BEGIN Input data

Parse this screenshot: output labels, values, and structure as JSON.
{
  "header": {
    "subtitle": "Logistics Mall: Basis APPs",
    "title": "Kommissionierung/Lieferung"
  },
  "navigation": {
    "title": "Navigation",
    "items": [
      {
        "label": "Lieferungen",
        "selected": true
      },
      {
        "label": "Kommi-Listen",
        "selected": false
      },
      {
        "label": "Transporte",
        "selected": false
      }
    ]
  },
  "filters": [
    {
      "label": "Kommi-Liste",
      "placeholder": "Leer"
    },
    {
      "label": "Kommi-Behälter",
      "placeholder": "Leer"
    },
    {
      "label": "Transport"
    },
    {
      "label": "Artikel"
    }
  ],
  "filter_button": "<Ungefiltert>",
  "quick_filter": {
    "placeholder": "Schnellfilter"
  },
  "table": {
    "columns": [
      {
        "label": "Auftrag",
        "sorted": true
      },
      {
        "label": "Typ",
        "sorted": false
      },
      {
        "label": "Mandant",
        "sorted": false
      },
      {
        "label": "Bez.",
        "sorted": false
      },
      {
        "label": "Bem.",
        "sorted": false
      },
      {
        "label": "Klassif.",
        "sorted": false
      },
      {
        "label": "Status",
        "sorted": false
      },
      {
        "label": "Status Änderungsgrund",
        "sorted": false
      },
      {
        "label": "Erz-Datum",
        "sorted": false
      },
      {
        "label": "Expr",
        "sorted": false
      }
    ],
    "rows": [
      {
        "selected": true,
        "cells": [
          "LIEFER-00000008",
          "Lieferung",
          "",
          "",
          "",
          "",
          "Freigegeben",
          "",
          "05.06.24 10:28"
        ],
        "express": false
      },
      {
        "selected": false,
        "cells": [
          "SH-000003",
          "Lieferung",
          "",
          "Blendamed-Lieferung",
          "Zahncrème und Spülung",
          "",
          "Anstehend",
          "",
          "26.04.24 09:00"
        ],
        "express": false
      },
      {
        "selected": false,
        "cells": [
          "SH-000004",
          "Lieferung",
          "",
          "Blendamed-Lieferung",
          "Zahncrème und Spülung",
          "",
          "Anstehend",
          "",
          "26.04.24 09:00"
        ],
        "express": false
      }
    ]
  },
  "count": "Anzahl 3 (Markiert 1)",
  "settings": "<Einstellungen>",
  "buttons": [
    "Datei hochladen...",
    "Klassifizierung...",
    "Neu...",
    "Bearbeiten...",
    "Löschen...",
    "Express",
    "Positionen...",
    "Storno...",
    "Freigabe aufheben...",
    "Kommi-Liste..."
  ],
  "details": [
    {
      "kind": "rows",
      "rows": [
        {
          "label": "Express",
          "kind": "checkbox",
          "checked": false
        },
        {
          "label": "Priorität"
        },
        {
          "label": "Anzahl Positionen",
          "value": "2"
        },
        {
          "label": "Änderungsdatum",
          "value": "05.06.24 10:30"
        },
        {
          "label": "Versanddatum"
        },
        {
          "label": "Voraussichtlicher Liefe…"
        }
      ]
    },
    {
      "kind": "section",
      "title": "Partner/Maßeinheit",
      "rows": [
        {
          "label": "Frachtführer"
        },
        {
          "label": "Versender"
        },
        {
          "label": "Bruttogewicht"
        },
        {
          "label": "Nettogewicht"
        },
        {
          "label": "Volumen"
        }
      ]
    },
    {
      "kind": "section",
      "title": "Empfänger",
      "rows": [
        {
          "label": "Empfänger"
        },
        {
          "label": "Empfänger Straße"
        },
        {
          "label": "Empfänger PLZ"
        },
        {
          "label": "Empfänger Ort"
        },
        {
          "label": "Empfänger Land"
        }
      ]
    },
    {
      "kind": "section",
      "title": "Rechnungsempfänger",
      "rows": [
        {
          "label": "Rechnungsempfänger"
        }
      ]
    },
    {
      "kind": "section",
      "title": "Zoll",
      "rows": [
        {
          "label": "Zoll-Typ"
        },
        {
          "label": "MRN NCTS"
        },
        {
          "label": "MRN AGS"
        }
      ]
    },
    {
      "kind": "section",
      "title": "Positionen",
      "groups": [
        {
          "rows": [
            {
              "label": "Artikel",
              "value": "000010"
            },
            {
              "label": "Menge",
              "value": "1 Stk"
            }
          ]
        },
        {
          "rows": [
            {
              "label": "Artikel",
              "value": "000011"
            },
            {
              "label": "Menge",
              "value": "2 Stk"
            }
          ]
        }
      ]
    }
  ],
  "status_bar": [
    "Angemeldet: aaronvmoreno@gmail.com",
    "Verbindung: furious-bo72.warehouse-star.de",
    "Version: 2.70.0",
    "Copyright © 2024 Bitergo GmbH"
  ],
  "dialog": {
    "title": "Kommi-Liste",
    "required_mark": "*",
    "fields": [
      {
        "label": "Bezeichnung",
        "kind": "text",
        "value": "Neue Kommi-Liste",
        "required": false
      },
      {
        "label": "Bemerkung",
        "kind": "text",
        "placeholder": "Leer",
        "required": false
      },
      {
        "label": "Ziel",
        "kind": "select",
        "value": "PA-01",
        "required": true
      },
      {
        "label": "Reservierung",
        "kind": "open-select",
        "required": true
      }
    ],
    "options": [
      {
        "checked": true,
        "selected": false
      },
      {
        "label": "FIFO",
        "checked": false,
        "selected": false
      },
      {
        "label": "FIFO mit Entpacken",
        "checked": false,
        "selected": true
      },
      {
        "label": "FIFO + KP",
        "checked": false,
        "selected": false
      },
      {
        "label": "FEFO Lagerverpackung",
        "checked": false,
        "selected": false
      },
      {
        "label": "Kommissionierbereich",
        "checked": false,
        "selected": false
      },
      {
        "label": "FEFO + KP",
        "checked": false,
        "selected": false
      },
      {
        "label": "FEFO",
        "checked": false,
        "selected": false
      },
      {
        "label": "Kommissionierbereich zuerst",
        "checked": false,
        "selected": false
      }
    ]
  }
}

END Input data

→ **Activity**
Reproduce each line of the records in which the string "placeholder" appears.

→ **Answer to this task**
      "placeholder": "Leer"
      "placeholder": "Leer"
    "placeholder": "Schnellfilter"
        "placeholder": "Leer",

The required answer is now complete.